Blogs, Insurance Coverage

Is a snowmobile a motor vehicle? 

That was the question before the U.S. District Court for the Western District of New York, in the recently-issued opinion in Stanton v. Lincoln Life & Annuity Co. of New York, No. 09-CV-6430-CJS (W.D.N.Y. Sept. 2, 2010). Judge Charles Siragusa summarized the case as being an action to recover accidental death insurance benefits, brought pursuant to ERISA, where the decedent was intoxicated and operating a snowmobile when he drove the snowmobile into a tree and was killed.

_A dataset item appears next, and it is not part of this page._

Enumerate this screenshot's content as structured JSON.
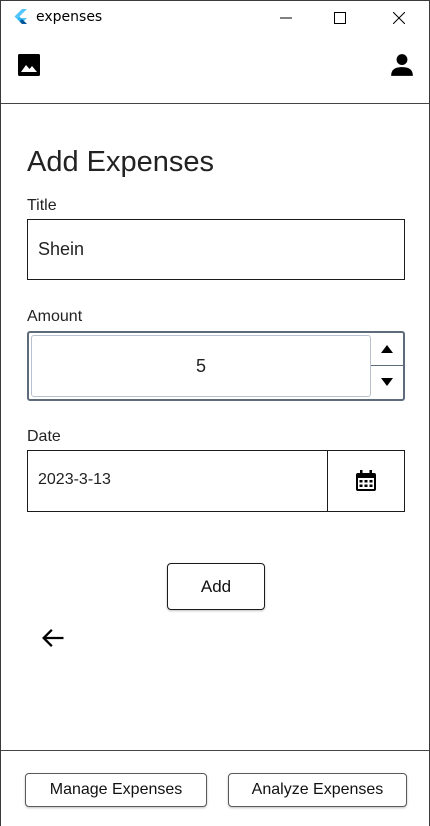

Defendants Lincoln Life & Annuity Company of New York and Jefferson Pilot Life America Insurance Company denied coverage on the grounds that the death was not accidental, since it was a foreseeable result of driving a snowmobile in a wooded area at night at a high speed while intoxicated. The Defendants also denied coverage on the grounds that the policy excluded coverage for losses caused by “driving a motor vehicle while intoxicated.” The plaintiff, a beneficiary of the policy, contended that the denial of coverage was arbitrary.

The policy did not define “motor vehicle.” The plaintiff stated that a snowmobile is not a motor vehicle under New York law. This, the court said, was at least a “partially incorrect” statement. Some New York statutes, the court continued, exclude snowmobile from their definitions. “However, some New York statutes include snowmobiles within the definition of a motor vehicle,” the court noted, citing as an example the definition in New York Insurance Law § 3442(13), which states that “‘Motor vehicle’ means a motor vehicle as defined in section 311 of the vehicle and traffic law . . . and includes a snowmobile . . . .” New York law, then, has “no clear universal standard” of whether the definition of “motor vehicle” excludes or includes a snowmobile. The plaintiff, however, had to show that the denial of coverage was arbitrary. Because there was no standard accepted in all circumstances, the defendants’ decision – to follow a definition that includes “snowmobiles” within the definition of “motor vehicles” – was not arbitrary. 

The court granted the defendants’ motion for summary judgment, denied the plaintiff’s cross-motion, and dismissed the action.